▶ [Exercise description] Treat the line containing "Parse this screenshot: output" as the first line of the answer and the last line of the data as its final line, reproducing every line between exactly.

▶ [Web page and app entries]
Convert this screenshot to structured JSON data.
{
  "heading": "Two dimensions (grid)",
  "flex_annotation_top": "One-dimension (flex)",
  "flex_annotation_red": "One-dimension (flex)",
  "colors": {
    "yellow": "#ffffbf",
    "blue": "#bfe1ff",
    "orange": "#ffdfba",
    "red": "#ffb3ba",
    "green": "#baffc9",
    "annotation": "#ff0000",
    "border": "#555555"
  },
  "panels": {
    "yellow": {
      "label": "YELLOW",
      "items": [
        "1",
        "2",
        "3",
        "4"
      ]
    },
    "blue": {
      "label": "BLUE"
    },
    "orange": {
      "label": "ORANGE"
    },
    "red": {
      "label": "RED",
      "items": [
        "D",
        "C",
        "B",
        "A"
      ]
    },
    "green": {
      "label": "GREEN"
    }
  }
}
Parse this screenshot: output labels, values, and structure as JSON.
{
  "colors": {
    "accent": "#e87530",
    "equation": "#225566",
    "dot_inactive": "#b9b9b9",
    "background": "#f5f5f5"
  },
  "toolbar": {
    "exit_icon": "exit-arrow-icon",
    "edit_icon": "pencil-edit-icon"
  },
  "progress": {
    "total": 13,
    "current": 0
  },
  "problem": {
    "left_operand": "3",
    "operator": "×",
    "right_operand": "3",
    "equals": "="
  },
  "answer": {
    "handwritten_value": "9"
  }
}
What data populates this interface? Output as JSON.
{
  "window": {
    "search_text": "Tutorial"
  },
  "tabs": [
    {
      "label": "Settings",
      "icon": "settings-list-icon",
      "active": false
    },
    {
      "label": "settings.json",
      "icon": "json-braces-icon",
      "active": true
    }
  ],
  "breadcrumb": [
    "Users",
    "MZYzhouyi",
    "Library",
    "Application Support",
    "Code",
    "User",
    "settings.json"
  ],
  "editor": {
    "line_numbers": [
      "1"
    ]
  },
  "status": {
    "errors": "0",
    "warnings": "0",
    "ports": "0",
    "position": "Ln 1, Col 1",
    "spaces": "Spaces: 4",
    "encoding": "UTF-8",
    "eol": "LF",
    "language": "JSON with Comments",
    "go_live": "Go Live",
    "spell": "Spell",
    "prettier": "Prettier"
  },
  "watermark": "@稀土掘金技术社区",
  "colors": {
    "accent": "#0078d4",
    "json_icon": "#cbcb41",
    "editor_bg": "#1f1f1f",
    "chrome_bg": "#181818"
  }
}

▶ [Answer]
Parse this screenshot: output labels, values, and structure as JSON.
{
  "colors": {
    "accent": "#e87530",
    "equation": "#225566",
    "dot_inactive": "#b9b9b9",
    "background": "#f5f5f5"
  },
  "toolbar": {
    "exit_icon": "exit-arrow-icon",
    "edit_icon": "pencil-edit-icon"
  },
  "progress": {
    "total": 13,
    "current": 0
  },
  "problem": {
    "left_operand": "3",
    "operator": "×",
    "right_operand": "3",
    "equals": "="
  },
  "answer": {
    "handwritten_value": "9"
  }
}
What data populates this interface? Output as JSON.
{
  "window": {
    "search_text": "Tutorial"
  },
  "tabs": [
    {
      "label": "Settings",
      "icon": "settings-list-icon",
      "active": false
    },
    {
      "label": "settings.json",
      "icon": "json-braces-icon",
      "active": true
    }
  ],
  "breadcrumb": [
    "Users",
    "MZYzhouyi",
    "Library",
    "Application Support",
    "Code",
    "User",
    "settings.json"
  ],
  "editor": {
    "line_numbers": [
      "1"
    ]
  },
  "status": {
    "errors": "0",
    "warnings": "0",
    "ports": "0",
    "position": "Ln 1, Col 1",
    "spaces": "Spaces: 4",
    "encoding": "UTF-8",
    "eol": "LF",
    "language": "JSON with Comments",
    "go_live": "Go Live",
    "spell": "Spell",
    "prettier": "Prettier"
  },
  "watermark": "@稀土掘金技术社区",
  "colors": {
    "accent": "#0078d4",
    "json_icon": "#cbcb41",
    "editor_bg": "#1f1f1f",
    "chrome_bg": "#181818"
  }
}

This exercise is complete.